Hey there, time traveller!
This article was published 9/11/2010 (2178 days ago), so information in it may no longer be current.
A graduate student on the University of Manitoba senate says the institution awarded a degree to an international student who had twice failed a course.
The reason: The Canadian Embassy said the student's life was in danger if the student returned to the totalitarian home country having flunked out.
Another international student financially supported by a village overseas was awarded a professional degree, though short a non-essential course, after the village was devastated by a natural disaster.
And a local student who had suffered a brain injury was awarded a degree and now works for the province.
"In the years I've sat on senate, the university has allowed numerous students to graduate without fulfilling their course requirements," Peter Nawrot, vice-president academic of the Graduate Students Association, said Tuesday.
It's all above board and done only after a long process of faculty and senate committee reviews, hearings and appeals, culminating in a senate decision, Nawrot said.
Nawrot said the Canadian Embassy's intervention persuaded the U of M to allow the international student to retake failed courses and eventually graduate. The student whose village was devastated had passed all the courses in the major subject and was needed to help back home.
The student with a brain injury appealed adverse faculty decisions every step of the way and was a Millenium Scholar who had the support of the federal and provincial governments, he said.
But Nawrot said students are concerned about the possible outside perception of their degrees' value because of the ongoing controversy over a PhD in mathematics, awarded to a student at last month's fall convocation who allegedly did not complete all the course requirements because he suffers from the recognized disability of extreme examination anxiety.
"We have students who say, 'We want our degrees to be valued.' They want those degrees to be respected," Nawrot said. "That's where the devaluing of the degree comes, that the student may not have the skill set" that holding a PhD is assumed to indicate.
U of M public affairs director John Danakas said Tuesday the university cannot immediately confirm any of the cases Nawrot cited.
However, Danakas cautioned repeatedly that privacy concerns prevent the U of M from making public the details of the doctoral student's case and from telling the U of M's side of the story.
"People are taking as fact what one side in a court case is putting forward as allegations," Danakas said.
Nawrot said the senate approves any degree granted a student who falls short of the requirements. Exemptions usually involve students a course or two short of an undergraduate degree in areas not essential to their major, who may have health or family crises and who would otherwise have to wait a year or more to take the outstanding course.
Nawrot said he served several years on the senate appeals committee, along with an undergraduate student and five professors from across the campus. They would see students' transcripts and medical records, hear from the student and an advocate or lawyer and hear from the dean and other staff of the faculty involved.

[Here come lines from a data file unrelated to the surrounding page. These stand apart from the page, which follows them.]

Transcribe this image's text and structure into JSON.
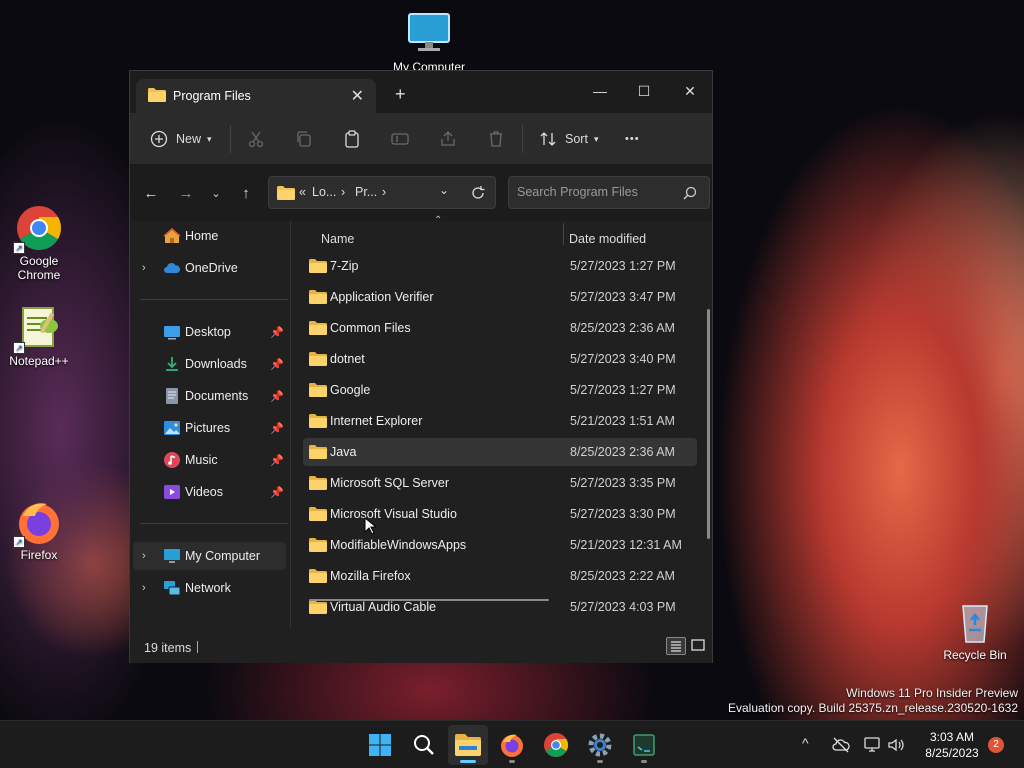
{
  "desktop": {
    "icons": [
      {
        "label": "My Computer"
      },
      {
        "label": "Google Chrome"
      },
      {
        "label": "Notepad++"
      },
      {
        "label": "Firefox"
      },
      {
        "label": "Recycle Bin"
      }
    ],
    "watermark_line1": "Windows 11 Pro Insider Preview",
    "watermark_line2": "Evaluation copy. Build 25375.zn_release.230520-1632"
  },
  "window": {
    "tab_title": "Program Files",
    "close_tab_glyph": "✕",
    "new_tab_glyph": "+",
    "caption": {
      "minimize": "—",
      "maximize": "☐",
      "close": "✕"
    },
    "toolbar": {
      "new_label": "New",
      "sort_label": "Sort",
      "more_glyph": "•••"
    },
    "address": {
      "prefix": "«",
      "crumbs": [
        "Lo...",
        "Pr..."
      ],
      "separator": "›"
    },
    "search_placeholder": "Search Program Files",
    "sidebar": {
      "top": [
        {
          "label": "Home",
          "icon": "home-icon"
        },
        {
          "label": "OneDrive",
          "icon": "cloud-icon"
        }
      ],
      "quick": [
        {
          "label": "Desktop",
          "icon": "desktop-icon"
        },
        {
          "label": "Downloads",
          "icon": "download-icon"
        },
        {
          "label": "Documents",
          "icon": "document-icon"
        },
        {
          "label": "Pictures",
          "icon": "picture-icon"
        },
        {
          "label": "Music",
          "icon": "music-icon"
        },
        {
          "label": "Videos",
          "icon": "video-icon"
        }
      ],
      "bottom": [
        {
          "label": "My Computer",
          "icon": "computer-icon"
        },
        {
          "label": "Network",
          "icon": "network-icon"
        }
      ]
    },
    "columns": {
      "name": "Name",
      "date": "Date modified"
    },
    "files": [
      {
        "name": "7-Zip",
        "date": "5/27/2023 1:27 PM"
      },
      {
        "name": "Application Verifier",
        "date": "5/27/2023 3:47 PM"
      },
      {
        "name": "Common Files",
        "date": "8/25/2023 2:36 AM"
      },
      {
        "name": "dotnet",
        "date": "5/27/2023 3:40 PM"
      },
      {
        "name": "Google",
        "date": "5/27/2023 1:27 PM"
      },
      {
        "name": "Internet Explorer",
        "date": "5/21/2023 1:51 AM"
      },
      {
        "name": "Java",
        "date": "8/25/2023 2:36 AM"
      },
      {
        "name": "Microsoft SQL Server",
        "date": "5/27/2023 3:35 PM"
      },
      {
        "name": "Microsoft Visual Studio",
        "date": "5/27/2023 3:30 PM"
      },
      {
        "name": "ModifiableWindowsApps",
        "date": "5/21/2023 12:31 AM"
      },
      {
        "name": "Mozilla Firefox",
        "date": "8/25/2023 2:22 AM"
      },
      {
        "name": "Virtual Audio Cable",
        "date": "5/27/2023 4:03 PM"
      }
    ],
    "status": {
      "items": "19 items"
    }
  },
  "taskbar": {
    "time": "3:03 AM",
    "date": "8/25/2023",
    "notifications": "2",
    "tray_chevron": "^"
  },
  "colors": {
    "accent": "#60cdff",
    "folder": "#f4c152",
    "selection": "#353535"
  }
}
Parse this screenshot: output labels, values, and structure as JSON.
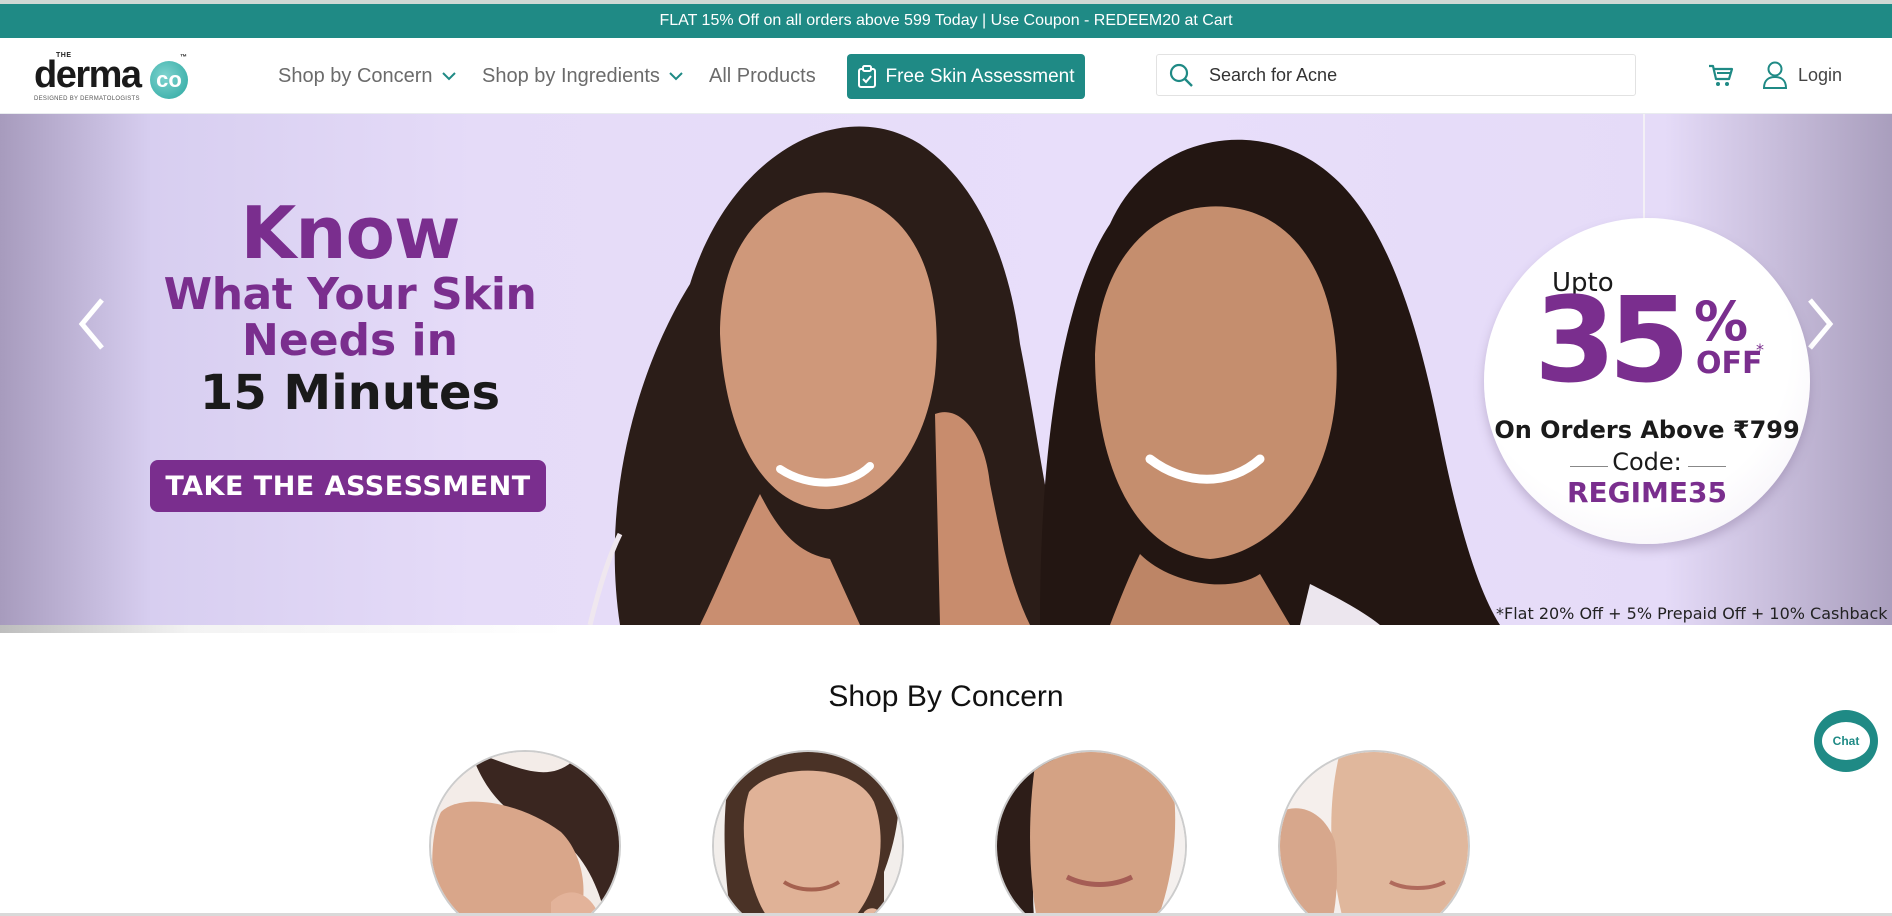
{
  "promo": {
    "text": "FLAT 15% Off on all orders above 599 Today | Use Coupon - REDEEM20 at Cart"
  },
  "logo": {
    "the": "THE",
    "word": "derma",
    "co": "co",
    "tm": "™",
    "tagline": "DESIGNED BY DERMATOLOGISTS"
  },
  "nav": {
    "concern": "Shop by Concern",
    "ingredients": "Shop by Ingredients",
    "all": "All Products"
  },
  "assessment_button": "Free Skin Assessment",
  "search": {
    "placeholder": "Search for Acne"
  },
  "login": "Login",
  "hero": {
    "line1": "Know",
    "line2": "What Your Skin",
    "line3": "Needs in",
    "line4": "15 Minutes",
    "cta": "TAKE THE ASSESSMENT",
    "offer": {
      "upto": "Upto",
      "value": "35",
      "percent": "%",
      "off": "OFF",
      "star": "*",
      "above": "On Orders Above ₹799",
      "code_label": "Code:",
      "code": "REGIME35"
    },
    "disclaimer": "*Flat 20% Off + 5% Prepaid Off + 10% Cashback"
  },
  "shop_by_concern": {
    "title": "Shop By Concern"
  },
  "chat": {
    "label": "Chat"
  },
  "colors": {
    "brand_teal": "#1f8a85",
    "brand_purple": "#7a2e8e",
    "hero_bg": "#e8defa"
  }
}
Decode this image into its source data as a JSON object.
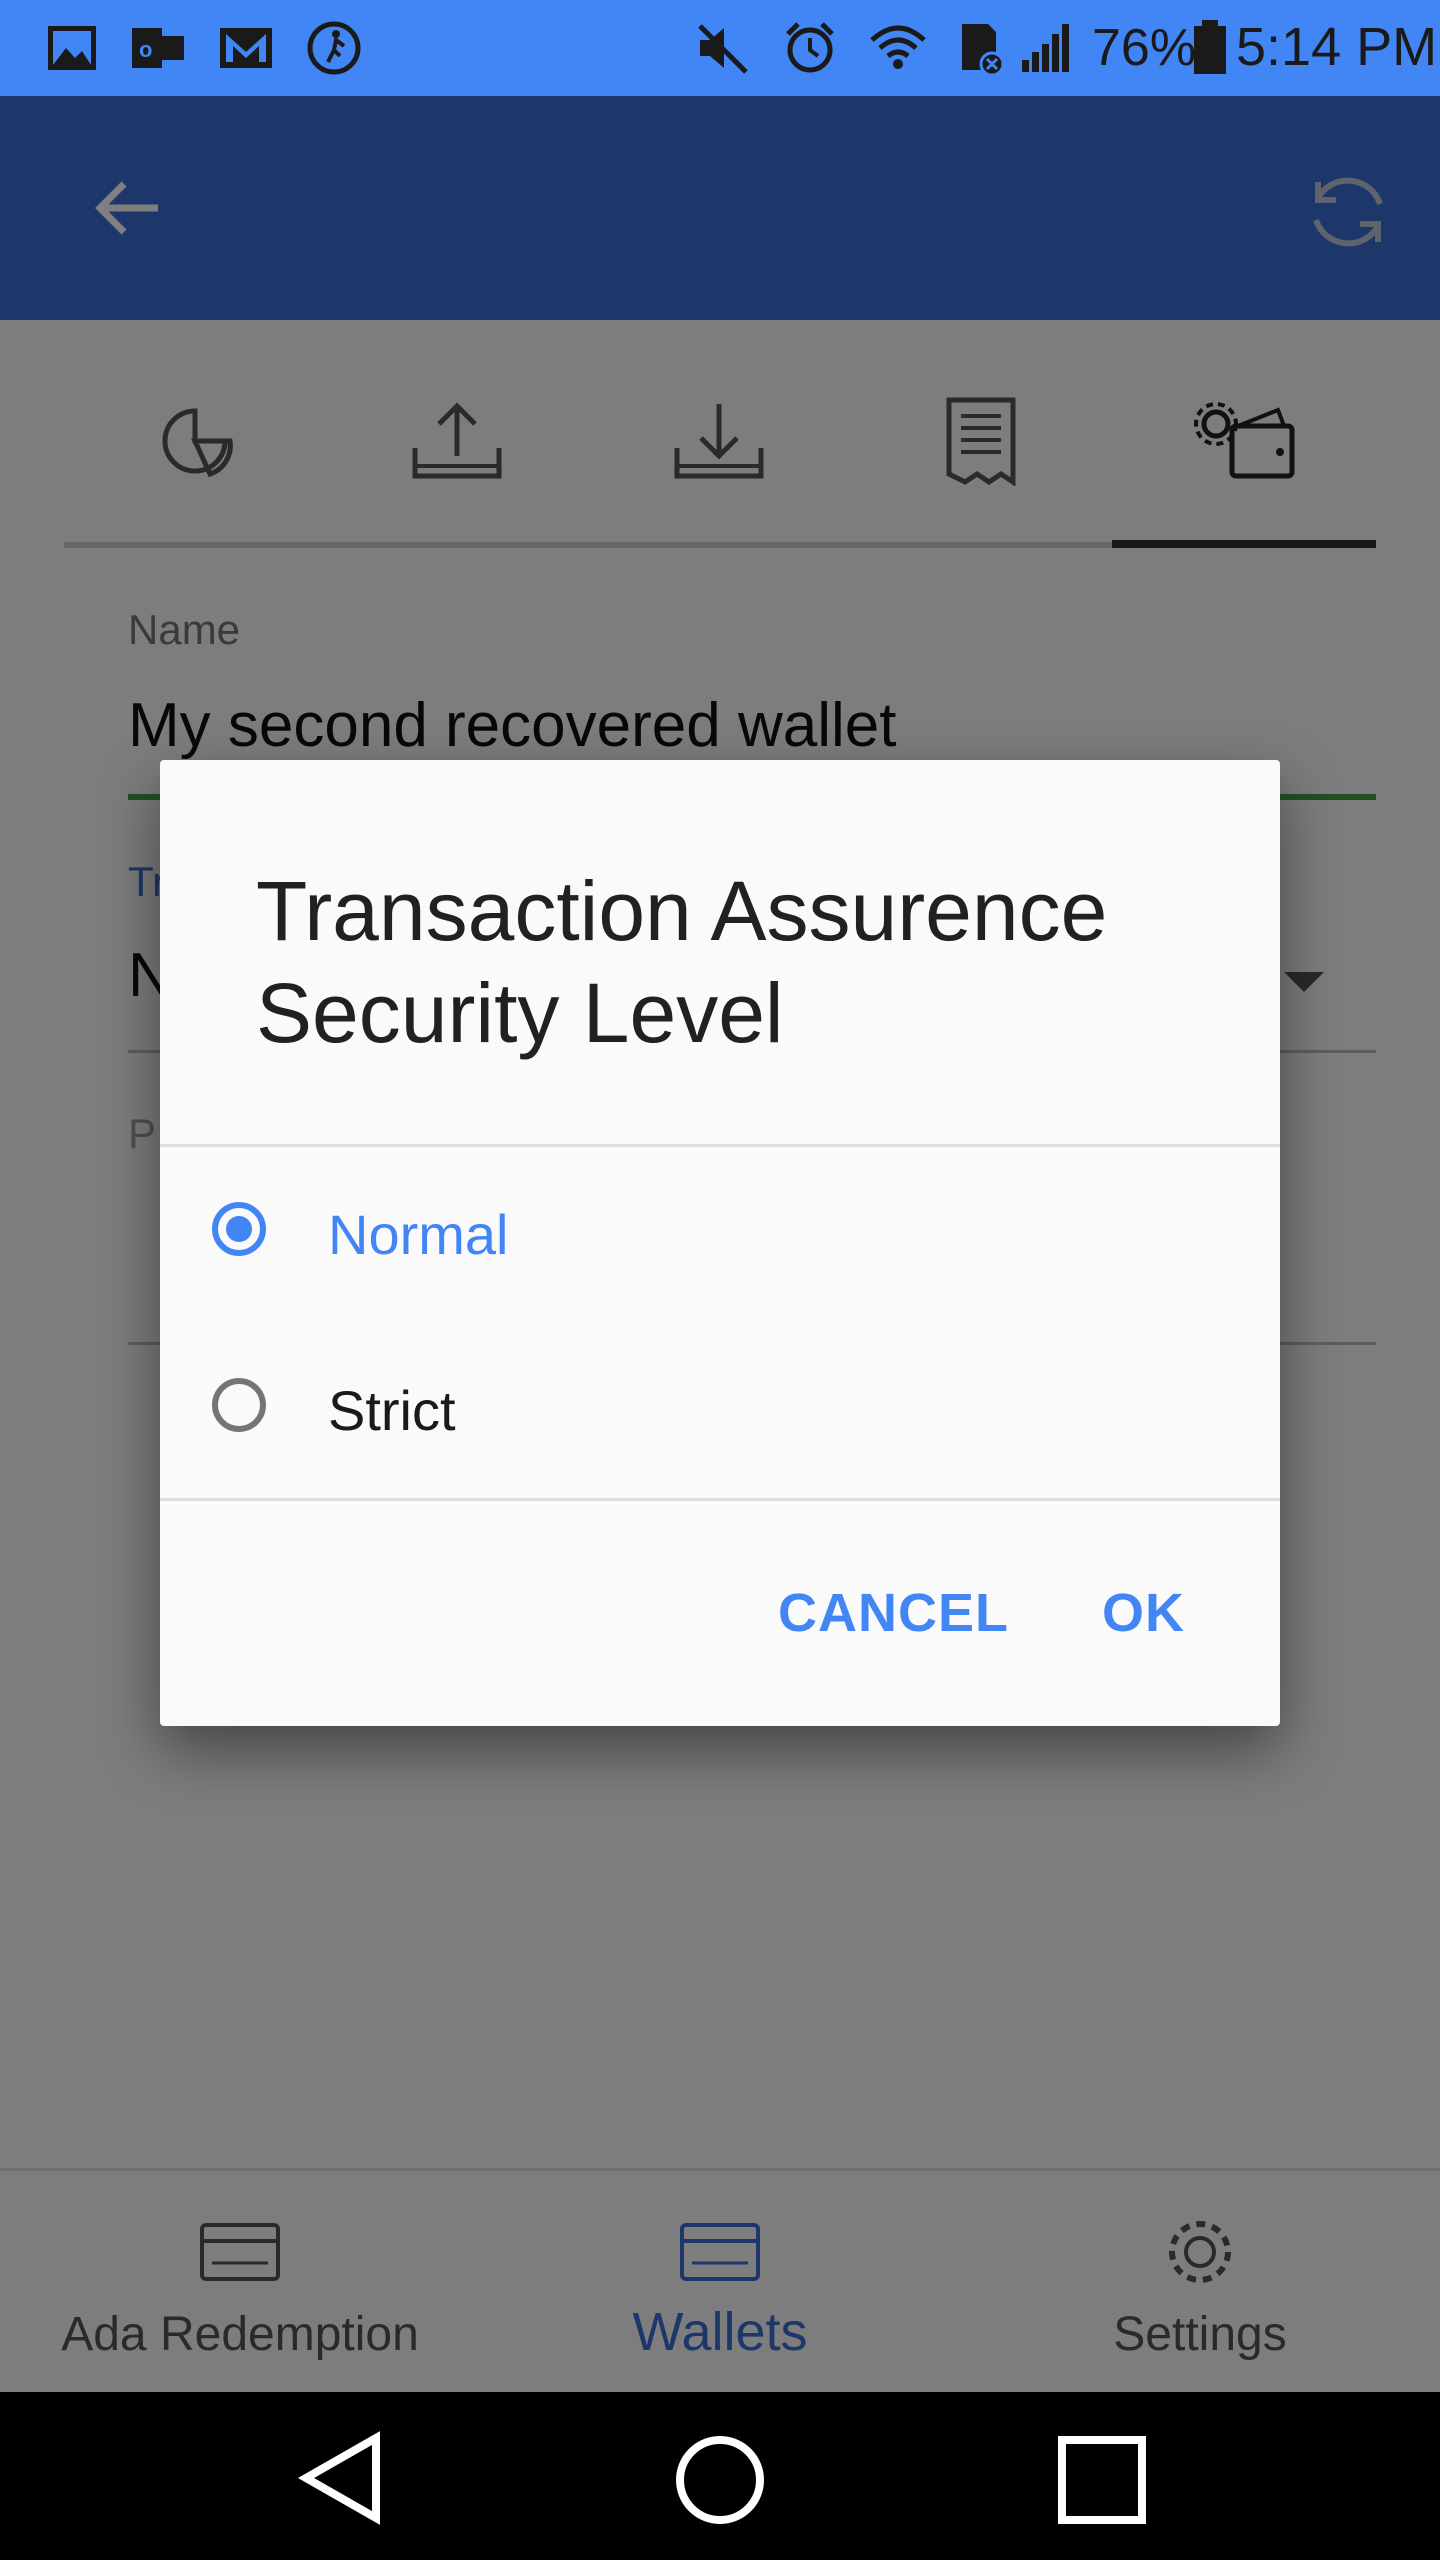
{
  "status_bar": {
    "battery_text": "76%",
    "time": "5:14 PM",
    "icons": [
      "gallery-icon",
      "outlook-icon",
      "gmail-icon",
      "activity-icon",
      "mute-icon",
      "alarm-icon",
      "wifi-icon",
      "sd-card-icon",
      "signal-icon",
      "battery-icon"
    ]
  },
  "app_bar": {
    "back_icon": "arrow-left-icon",
    "sync_icon": "sync-icon"
  },
  "tabs": [
    {
      "icon": "summary-pie-icon"
    },
    {
      "icon": "send-upload-icon"
    },
    {
      "icon": "receive-download-icon"
    },
    {
      "icon": "transactions-receipt-icon"
    },
    {
      "icon": "wallet-settings-icon",
      "active": true
    }
  ],
  "form": {
    "name_label": "Name",
    "name_value": "My second recovered wallet",
    "level_label": "Tr",
    "level_value": "N",
    "password_label": "P"
  },
  "dialog": {
    "title": "Transaction Assurence Security Level",
    "options": [
      {
        "label": "Normal",
        "selected": true
      },
      {
        "label": "Strict",
        "selected": false
      }
    ],
    "cancel_label": "CANCEL",
    "ok_label": "OK"
  },
  "bottom_nav": {
    "items": [
      {
        "label": "Ada Redemption",
        "icon": "card-icon"
      },
      {
        "label": "Wallets",
        "icon": "wallet-card-icon",
        "active": true
      },
      {
        "label": "Settings",
        "icon": "gear-icon"
      }
    ]
  },
  "colors": {
    "status_bar": "#4285f4",
    "app_bar": "#3d6fd6",
    "accent": "#4285f4",
    "underline_active": "#43a047"
  }
}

"Everything is confidential and doesn't leave that room," Nawrot said.
Waiving requirements for undergraduate degrees is relatively rare, said U of M Faculty Association president Prof. Cameron Morrill, but waiving a doctoral comprehensive exam "is not the same thing at all -- the comprehensive course measures your overall grasp of the field. It's a completely essential thing. I've certainly never heard of one like this."
But Morrill acknowdged UMFA has no idea what other alternate requirements the PhD math student may have met.
In their opinion...
The blogosphere has jumped all over the controversy at the University of Manitoba, where a doctoral student suffering from extreme exam anxiety was allegedly awarded his PhD without performing all the required course work.
Math Prof. Gábor Lukács has taken legal action to try to overturn the awarding of the PhD. Meanwhile, Lukács is appealing a three-month suspension the U of M imposed after Lukács allegedly released confidential health information about the student.
And last week, the U of M senate refused to give dean of graduate students Jay Doering sweeping authority to waive degree requirements.
In the blogosphere:
"Making an exception for a PhD student like this is not acceptable"
-- eqdw on the Manitoban website
"Students with disabilities should be given additional time and support but should not be exempt of having to be tested altogether"
-- Isabel West on slaw.ca
"The attempt to deal with a disability is good. But the process of 'climbing the ladder' in academia is so inhumane and ruthless that I can't help but see the attempt to deal with exam anxiety as misplaced tinkering. Obviously not so if you are the individual facing that obstacle, but still... "
-- Ken S on rabble.ca
"If you can't take the stress of exams 'at all,' why pursue this? If you can't complete the requirements, even with adaptation, how far should the institution bend?"
-- Timebandit on rabble.ca
"How did this guy get through his undergraduate and masters programs if he has exam anxiety? Everyone gets nervous at the thought of writing exams. Perhaps he's just not PhD material"
-- dillon 1 on winnipegfreepress.com